On the seventeenth of Festuary, the Windermere left port, sailing slowly out of Crescent Bay as the thick snow dropped down from the sky. Though it had stayed a relatively short time, it was still three days behind schedule due to a boiler problem earlier in the journey. The very next day the S. S. Osprey sailed in to take its place. The Osprey was a smaller, newer ship with sleek lines and a proud form. The latest addition to the fleet of the Merchant and Shannon shipping lines, it carried relatively few immigrants but many visitors, particularly those who wanted to make business deals in the new colony.
Two days after the ship’s arrival, Corporal Saba Colbshallow had his last meeting with Archibald Brockton. Brockton had given him assurances which he could pass on to the governor that she would be reimbursed for expenses incurred bringing immigrants from Freedonia. They had also discussed Streck, though Brockton had dismissed him as relatively unimportant.
“Unless he is significantly more capable as a spy than he is as a wizard, I don’t see him causing much trouble,” said Brockton. “He struts around and makes himself the center of attention. I don’t doubt that he is just what he says he is: a small time solicitor. When and if the Freedonians decide to make a move in Birmisia, they won’t be so clumsy and they won’t be so easily detected. You’ll have to keep your eyes open, young corporal.”
“I will sir,” promised Saba.
Brockton certainly seemed ready for an early departure, establishing himself in his cabin just five days later, a full week before the ship was scheduled for departure. No doubt he was only too happy to be out of the drafty barracks building. Saba knew that he was certainly looking forward to his last day in one. He was already planning a cozy little house for himself, on which he intended to begin construction as soon as they snow went away.
Two days after that, on the twenty-seventh of the month, the sun came out. The stormy weather had lasted eleven days, almost all of those featuring measurable snowfall. The people of Port Dechantagne dug themselves out and seemed giddy at the thought of a bright, cloudless day. Saba made the most of it by walking down the hill to the dockyard, purchasing a sausage and a cup of tea and soaking up the sun while sitting on a half-barrel.
Saba turned around to find Eamon Shrubb.
“Oh, it’s you.”
“Well that’s a fine good morning.”
“Good morning then. What do you want?”
“Sergeant Clark requires you.”
Saba quickly finished his meal and followed.
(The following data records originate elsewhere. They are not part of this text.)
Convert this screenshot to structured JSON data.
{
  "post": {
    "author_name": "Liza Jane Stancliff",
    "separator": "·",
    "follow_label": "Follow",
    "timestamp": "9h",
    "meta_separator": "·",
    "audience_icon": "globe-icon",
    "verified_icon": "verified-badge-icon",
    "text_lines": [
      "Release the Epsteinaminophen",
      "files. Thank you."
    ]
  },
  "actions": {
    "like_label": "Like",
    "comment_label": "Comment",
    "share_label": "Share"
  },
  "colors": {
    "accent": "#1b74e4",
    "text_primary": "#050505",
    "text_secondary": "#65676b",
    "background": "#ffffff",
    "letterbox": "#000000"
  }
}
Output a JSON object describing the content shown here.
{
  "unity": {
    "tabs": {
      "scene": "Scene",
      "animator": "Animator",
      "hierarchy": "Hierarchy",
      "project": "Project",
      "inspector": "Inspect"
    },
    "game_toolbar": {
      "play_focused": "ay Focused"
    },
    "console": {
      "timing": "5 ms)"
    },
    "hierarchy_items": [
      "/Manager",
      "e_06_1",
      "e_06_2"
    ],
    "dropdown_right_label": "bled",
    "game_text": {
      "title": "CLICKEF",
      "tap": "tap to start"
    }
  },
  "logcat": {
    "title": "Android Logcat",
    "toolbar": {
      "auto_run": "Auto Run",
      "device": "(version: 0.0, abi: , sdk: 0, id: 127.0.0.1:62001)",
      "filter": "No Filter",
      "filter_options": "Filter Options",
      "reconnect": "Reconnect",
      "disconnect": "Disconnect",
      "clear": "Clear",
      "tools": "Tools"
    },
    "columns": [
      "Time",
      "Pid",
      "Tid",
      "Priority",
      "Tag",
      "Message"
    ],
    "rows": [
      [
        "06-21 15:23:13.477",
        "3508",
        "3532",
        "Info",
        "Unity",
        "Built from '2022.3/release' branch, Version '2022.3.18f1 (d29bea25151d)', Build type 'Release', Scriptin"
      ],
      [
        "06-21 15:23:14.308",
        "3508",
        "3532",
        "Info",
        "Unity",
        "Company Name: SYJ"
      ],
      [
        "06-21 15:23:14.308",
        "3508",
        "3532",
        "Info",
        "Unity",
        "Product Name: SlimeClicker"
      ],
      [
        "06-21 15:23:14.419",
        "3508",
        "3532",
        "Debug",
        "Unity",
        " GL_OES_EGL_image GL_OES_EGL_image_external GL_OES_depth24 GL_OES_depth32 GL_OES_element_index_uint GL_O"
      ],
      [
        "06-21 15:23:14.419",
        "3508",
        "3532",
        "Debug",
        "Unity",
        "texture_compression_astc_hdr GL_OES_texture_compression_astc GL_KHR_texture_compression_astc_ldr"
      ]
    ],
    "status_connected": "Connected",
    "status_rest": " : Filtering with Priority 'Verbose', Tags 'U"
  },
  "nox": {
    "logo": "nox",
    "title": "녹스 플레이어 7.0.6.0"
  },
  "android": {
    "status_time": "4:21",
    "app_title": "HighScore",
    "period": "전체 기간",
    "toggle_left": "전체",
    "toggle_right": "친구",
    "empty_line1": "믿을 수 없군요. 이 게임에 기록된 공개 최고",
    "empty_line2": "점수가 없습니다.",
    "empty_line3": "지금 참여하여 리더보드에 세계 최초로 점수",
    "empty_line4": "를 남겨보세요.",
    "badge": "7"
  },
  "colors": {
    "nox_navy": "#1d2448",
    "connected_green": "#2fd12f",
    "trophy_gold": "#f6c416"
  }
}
The two men walked past the warehouses and up Seventh and One Half Avenue to the militia base and into the office of Sergeant Clark. Militiamen, like everyone else, were enjoying the sunshine, rolling around in the snow and building snowmen and snow forts. A snowball narrowly missed Saba’s head as he walked into the building.
“What’s up,” asked Saba, brushing himself off inside.
Clark yawned and rubbed his eyes.
“I promised Mrs. Government that I would have someone meet with this hunter.”
“Yes, that’s him. He’s anxious to go out and shoot a dinosaur, so she wants someone to make sure that he has everything that he needs. And you know who her favorite soldier is.”
“Not me.” Clark leaned back in his chair. “You.”
“Alright. Where is he? Building six?”
To say that Haarhoff was anxious was an understatement. He and six other men were crowded into his room, leaning over a table with a large map spread across it. Lined up along the wall was a mountain of packs and equipment, ready to be carried into the Birmisian wilderness.
“Ah, young Corporal Colbshallow,” he said. “We are more than ready to set off. Will you be coming with us?”
“That remains to be seen. What I need to know right now is whether you have everything that you need.”
“We have tents, equipment, supplies, cold weather gear, and ammunition. All we need is a native guide to get us to this Iguanodon Heath, and of course some bearers to help carry all the equipment.”
“That won’t be any problem. There are always plenty of lizzies ready to work. Are you sure you wouldn’t rather wait until the snow is gone, at least.”
“We have been waiting long enough. We have all been hunting in the snow before. Collinghouse here was with me when we hunted gharhast apes in the Daglars.”
“That’s right,” said the man on the other side of the table. “It was so cold that the bullets froze as they were coming out of the gun barrels.”
The other men in the room laughed.
“Alright,” said Saba. I’m sure that I can have a guide and thirty bearers ready by tomorrow morning. Will that be enough?”
“That will be enough,” said Harhoff. “But we will want to leave at first light.”
Saba left the barracks apartment and crossed the militia base to find Private Woodrow Manring sitting at the admissions desk, waiting for new lizzies to be brought in and registered. Standing near him was Private Willy Cornish.
“Hello boys. Do we have any short timers standing around?”
“Sure,” replied Manring. “You finally going to get started on your house?”